BEGIN

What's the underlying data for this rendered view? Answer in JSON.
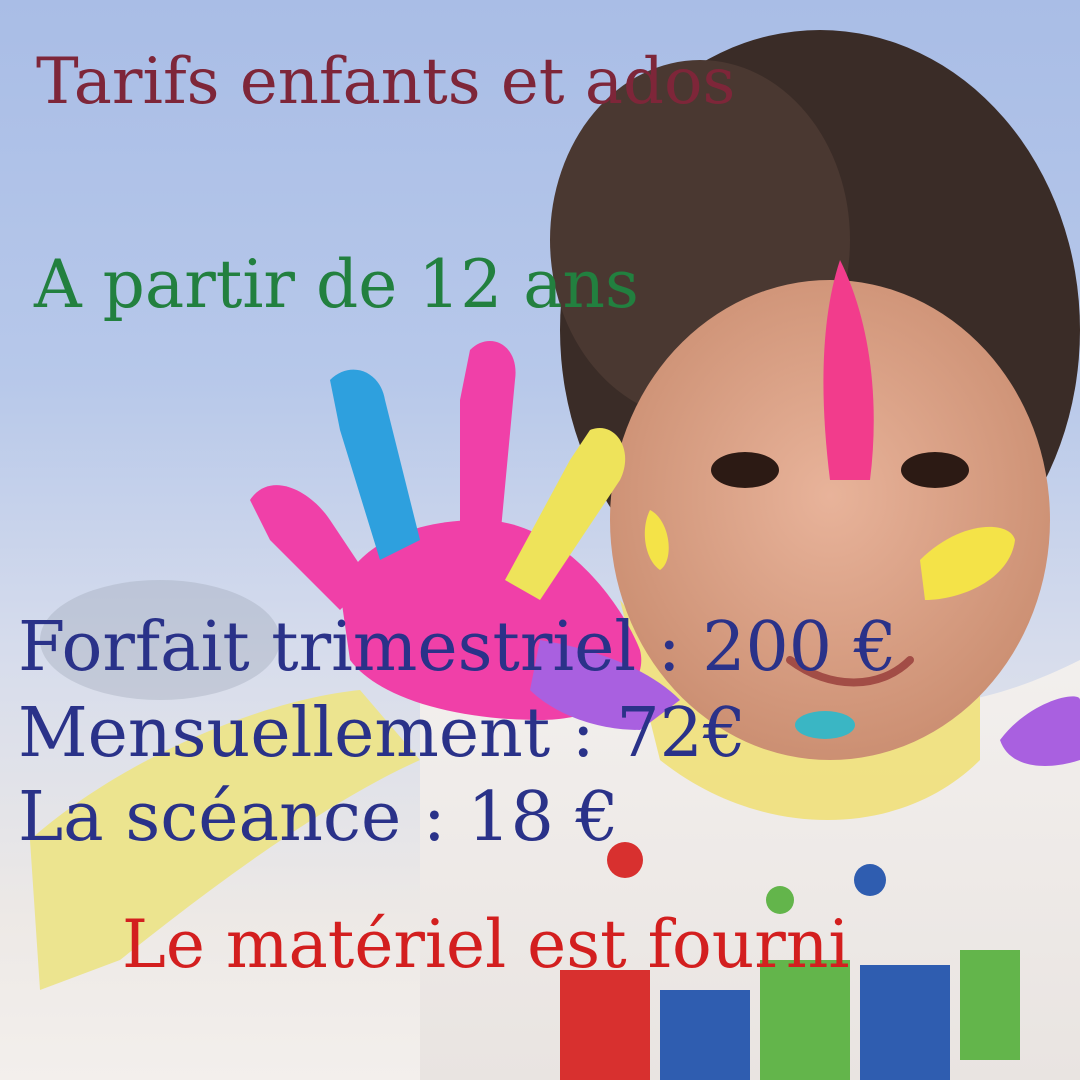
{
  "title": "Tarifs enfants et ados",
  "age_line": "A partir de 12 ans",
  "prices": [
    "Forfait trimestriel : 200 €",
    "Mensuellement : 72€",
    "La scéance : 18 €"
  ],
  "note": "Le matériel est fourni",
  "colors": {
    "title": "#7e2639",
    "age_line": "#22803f",
    "prices": "#2a3289",
    "note": "#d31f1f"
  },
  "photo": {
    "description_icon": "child-painted-hand-photo"
  }
}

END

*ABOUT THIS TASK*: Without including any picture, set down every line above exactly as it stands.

*ANSWER SECTION*:
What's the underlying data for this rendered view? Answer in JSON.
{
  "title": "Tarifs enfants et ados",
  "age_line": "A partir de 12 ans",
  "prices": [
    "Forfait trimestriel : 200 €",
    "Mensuellement : 72€",
    "La scéance : 18 €"
  ],
  "note": "Le matériel est fourni",
  "colors": {
    "title": "#7e2639",
    "age_line": "#22803f",
    "prices": "#2a3289",
    "note": "#d31f1f"
  },
  "photo": {
    "description_icon": "child-painted-hand-photo"
  }
}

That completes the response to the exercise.